Ahhh, I see what I’m supposed to do here: rise to the bait. To slake the bloodlust of Judeo-Christian troglodytes by taking some Muslim scalp. That’s how it works, right? They send one of ours to the morgue, we send one of theirs to death row. They take three of ours with a pressure-cooker in a backpack, we take two of theirs with some highly charged words in a faux-advice column.

But if you came here to see me set flame to the Religion of Peace ®, then I’m afraid you’ve come to the wrong place. For as Jesus Himself said in the Sermon on the Mount, “Slay the idolaters wherever you find them, and take them captive and besiege them and lie in wait for them in every ambush.” Wait, strike that. Got the holy books from my comparative religion class mixed up again. Turns out that was the Quran. It was Jesus who actually said, “Blessed are the cheesemakers.”

The point here is that we needn’t let a few bad apples spoil the bunch. We all have some difficult patches to account for in our holy books. And religions don’t kill people – individuals do. True, if you watch the regular vanilla news, as opposed to say, reading CAIR press releases or David Sirota columns in Salon, it might not have escaped your notice that most of the extracurricular killing of innocents for its own sake seems to happen under the banner of the Religion of Peace ® . Which is not so much an Islamo-problem, as a problem of scale.

The National Counterterrorism Center’s 2011 numbers demonstrated that about 70 percent of the world’s 12,533 terrorist murders that year were committed by Sunni Muslim terrorists.

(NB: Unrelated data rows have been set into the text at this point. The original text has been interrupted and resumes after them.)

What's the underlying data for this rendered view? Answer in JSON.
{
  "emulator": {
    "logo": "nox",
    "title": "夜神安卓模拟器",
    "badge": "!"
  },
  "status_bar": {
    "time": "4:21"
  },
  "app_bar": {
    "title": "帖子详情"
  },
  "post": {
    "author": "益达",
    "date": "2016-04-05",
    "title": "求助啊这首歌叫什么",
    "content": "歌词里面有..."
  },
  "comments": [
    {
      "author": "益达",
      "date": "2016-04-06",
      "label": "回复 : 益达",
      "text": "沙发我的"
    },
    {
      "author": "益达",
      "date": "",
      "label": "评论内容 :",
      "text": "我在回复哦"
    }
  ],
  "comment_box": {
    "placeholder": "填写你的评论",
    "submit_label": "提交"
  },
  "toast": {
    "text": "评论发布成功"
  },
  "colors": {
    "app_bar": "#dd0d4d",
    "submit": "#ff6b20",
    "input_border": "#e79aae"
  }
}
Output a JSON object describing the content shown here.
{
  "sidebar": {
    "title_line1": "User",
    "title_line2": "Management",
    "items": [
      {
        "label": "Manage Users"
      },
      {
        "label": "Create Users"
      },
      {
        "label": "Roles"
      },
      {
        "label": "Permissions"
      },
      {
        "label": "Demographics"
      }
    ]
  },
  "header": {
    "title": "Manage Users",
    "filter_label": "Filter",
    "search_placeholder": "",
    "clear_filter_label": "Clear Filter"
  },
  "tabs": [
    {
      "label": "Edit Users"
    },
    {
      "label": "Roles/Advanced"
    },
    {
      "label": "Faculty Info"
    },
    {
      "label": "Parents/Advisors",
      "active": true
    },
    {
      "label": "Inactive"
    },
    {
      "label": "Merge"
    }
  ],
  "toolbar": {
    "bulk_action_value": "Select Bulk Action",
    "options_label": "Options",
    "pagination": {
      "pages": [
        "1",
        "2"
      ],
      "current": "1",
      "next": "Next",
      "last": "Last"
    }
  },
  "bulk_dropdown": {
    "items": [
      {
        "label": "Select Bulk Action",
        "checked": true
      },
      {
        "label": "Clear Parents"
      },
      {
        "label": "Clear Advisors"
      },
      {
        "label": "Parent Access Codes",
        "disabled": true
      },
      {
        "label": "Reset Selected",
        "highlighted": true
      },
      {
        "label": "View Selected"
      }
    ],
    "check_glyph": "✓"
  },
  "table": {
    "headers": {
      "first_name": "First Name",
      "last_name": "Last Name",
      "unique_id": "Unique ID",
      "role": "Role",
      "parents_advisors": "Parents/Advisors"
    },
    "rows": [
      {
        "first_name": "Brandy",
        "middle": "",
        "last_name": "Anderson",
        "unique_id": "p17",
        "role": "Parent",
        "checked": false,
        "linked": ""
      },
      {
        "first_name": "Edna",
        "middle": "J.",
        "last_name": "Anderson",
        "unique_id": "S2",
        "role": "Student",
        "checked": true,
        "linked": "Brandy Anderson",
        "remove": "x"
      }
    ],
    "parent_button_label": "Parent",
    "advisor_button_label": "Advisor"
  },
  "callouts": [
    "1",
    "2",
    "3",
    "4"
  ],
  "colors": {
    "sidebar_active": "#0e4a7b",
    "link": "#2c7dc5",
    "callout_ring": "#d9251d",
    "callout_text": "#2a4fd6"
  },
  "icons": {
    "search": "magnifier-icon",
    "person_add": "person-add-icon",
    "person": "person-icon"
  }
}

There are about 1.6 billion Muslims in the world, and there are nearly 7 billion people in the world, proper. So sure, Muslims are punching above their weight, terrorism-wise (70 percent of terrorist acts are attributable to those murdering in the name of a religion subscribed to by 23 percent of the world). It’s enough to make us ecumenically-minded types wonder when Christians, Jews, Hindus and Buddhists are going to get off their fat asses and pitch in a little. (Islamic cultures throughout the ages are already responsible for pioneering astronomy, algebra and filicidal honor killings — do they have to do everything around here?)

But that’s the short game. The long game is that if the Islamoterrorists ever have their way — subjugating the world and bringing it under one shiny, happy Caliphate — there’ll be fewer infidels to kill, and those ratios are bound to drop precipitously. Then, without Islam to kick around anymore, those Presbyterian extremists are going to have a lot of explaining to do. While Religion of Peace ® extremists can get back to more peaceable domestic enterprises, like throwing homosexuals off tall buildings or stoning adulterous 13-year-old girls in soccer stadiums. In their idealized future, killing 8-year-old boys watching their dad run a marathon through the streets of Boston will no longer be necessary.

So to answer your original question, no, it hasn’t changed how I feel about the Religion of Peace® at all.